- **Data entries**:
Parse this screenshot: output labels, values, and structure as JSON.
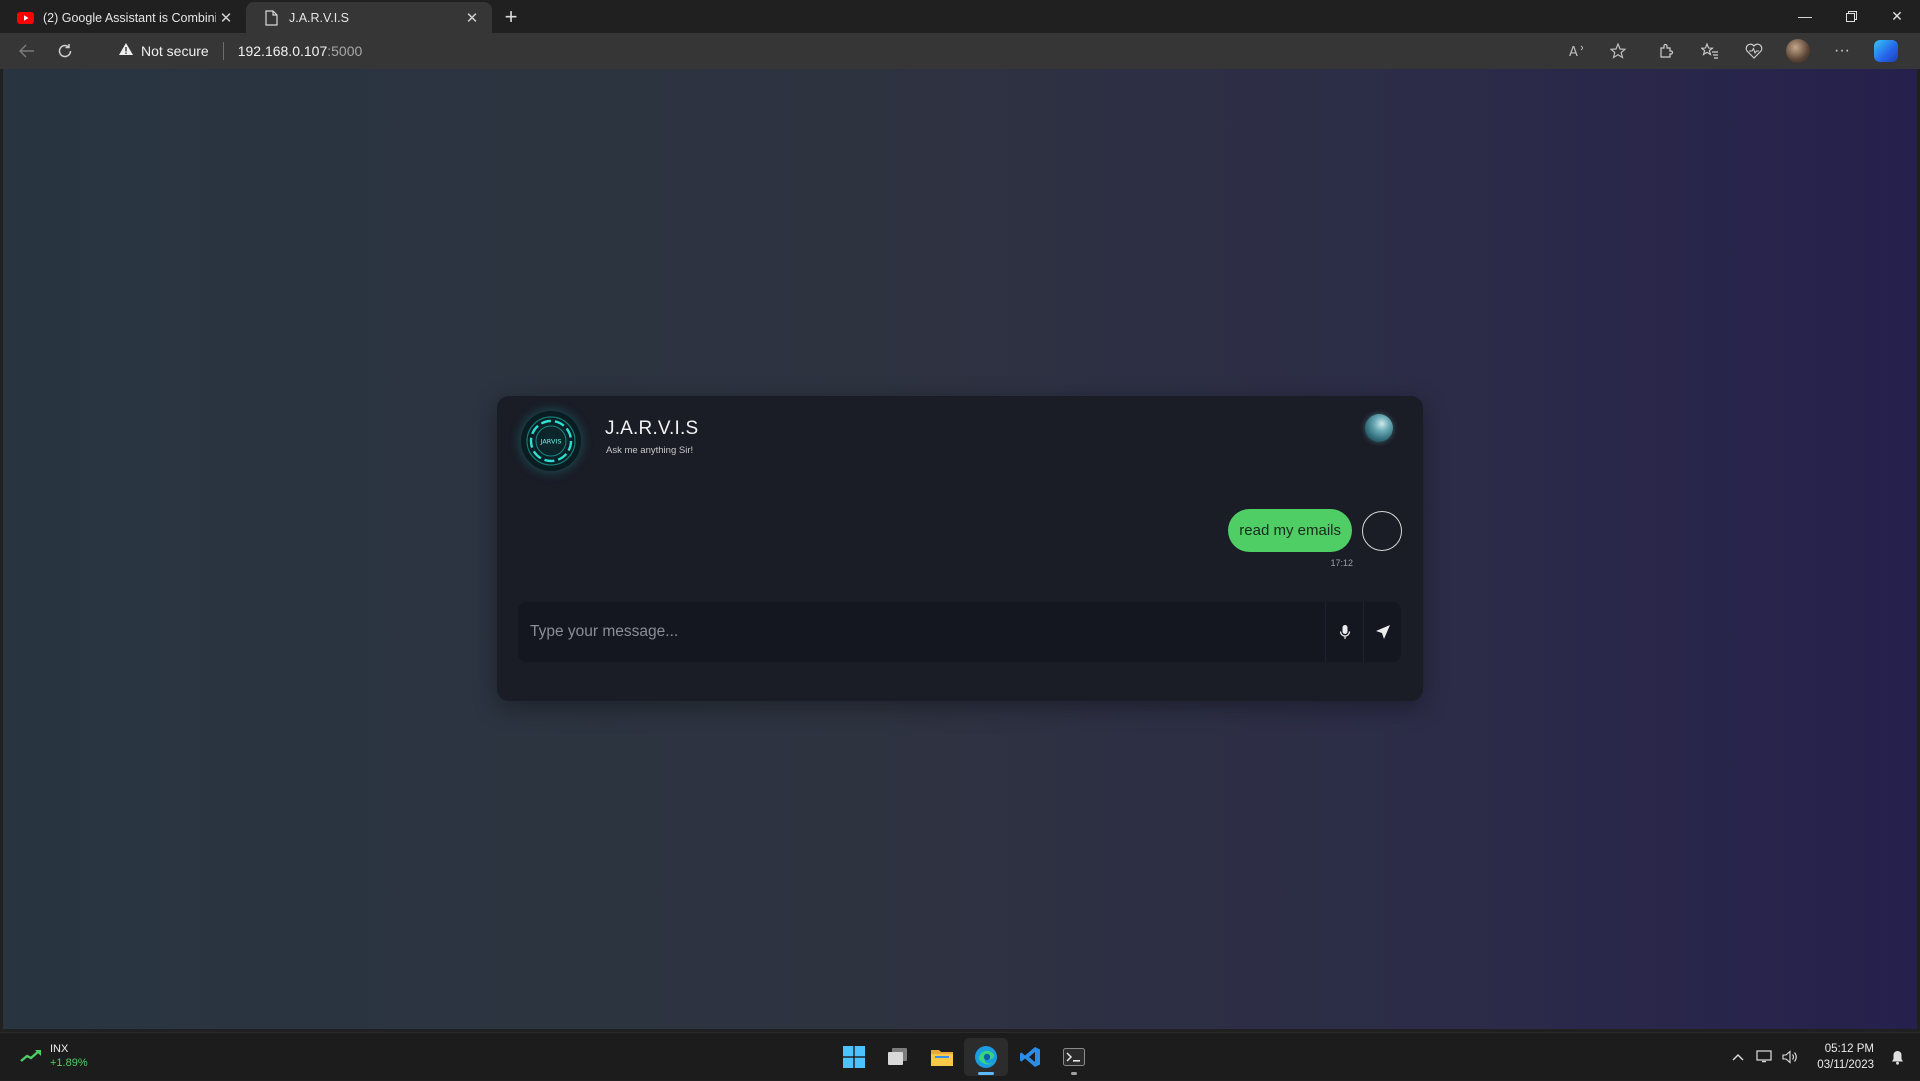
{
  "browser": {
    "tabs": [
      {
        "title": "(2) Google Assistant is Combining",
        "icon": "youtube-icon",
        "active": false
      },
      {
        "title": "J.A.R.V.I.S",
        "icon": "page-icon",
        "active": true
      }
    ],
    "address": {
      "security_label": "Not secure",
      "url_host": "192.168.0.107",
      "url_port": ":5000"
    }
  },
  "chat": {
    "bot_name": "J.A.R.V.I.S",
    "bot_tagline": "Ask me anything Sir!",
    "avatar_text": "JARVIS",
    "messages": [
      {
        "sender": "user",
        "text": "read my emails",
        "time": "17:12"
      }
    ],
    "composer": {
      "placeholder": "Type your message...",
      "value": ""
    },
    "colors": {
      "user_bubble": "#4fce65",
      "card_bg": "#1a1c26"
    }
  },
  "taskbar": {
    "widget": {
      "label": "INX",
      "change": "+1.89%"
    },
    "apps": [
      "start-icon",
      "task-view-icon",
      "file-explorer-icon",
      "edge-icon",
      "vscode-icon",
      "terminal-icon"
    ],
    "clock": {
      "time": "05:12 PM",
      "date": "03/11/2023"
    }
  }
}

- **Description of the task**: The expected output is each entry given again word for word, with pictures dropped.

- **The answer**:
Parse this screenshot: output labels, values, and structure as JSON.
{
  "browser": {
    "tabs": [
      {
        "title": "(2) Google Assistant is Combining",
        "icon": "youtube-icon",
        "active": false
      },
      {
        "title": "J.A.R.V.I.S",
        "icon": "page-icon",
        "active": true
      }
    ],
    "address": {
      "security_label": "Not secure",
      "url_host": "192.168.0.107",
      "url_port": ":5000"
    }
  },
  "chat": {
    "bot_name": "J.A.R.V.I.S",
    "bot_tagline": "Ask me anything Sir!",
    "avatar_text": "JARVIS",
    "messages": [
      {
        "sender": "user",
        "text": "read my emails",
        "time": "17:12"
      }
    ],
    "composer": {
      "placeholder": "Type your message...",
      "value": ""
    },
    "colors": {
      "user_bubble": "#4fce65",
      "card_bg": "#1a1c26"
    }
  },
  "taskbar": {
    "widget": {
      "label": "INX",
      "change": "+1.89%"
    },
    "apps": [
      "start-icon",
      "task-view-icon",
      "file-explorer-icon",
      "edge-icon",
      "vscode-icon",
      "terminal-icon"
    ],
    "clock": {
      "time": "05:12 PM",
      "date": "03/11/2023"
    }
  }
}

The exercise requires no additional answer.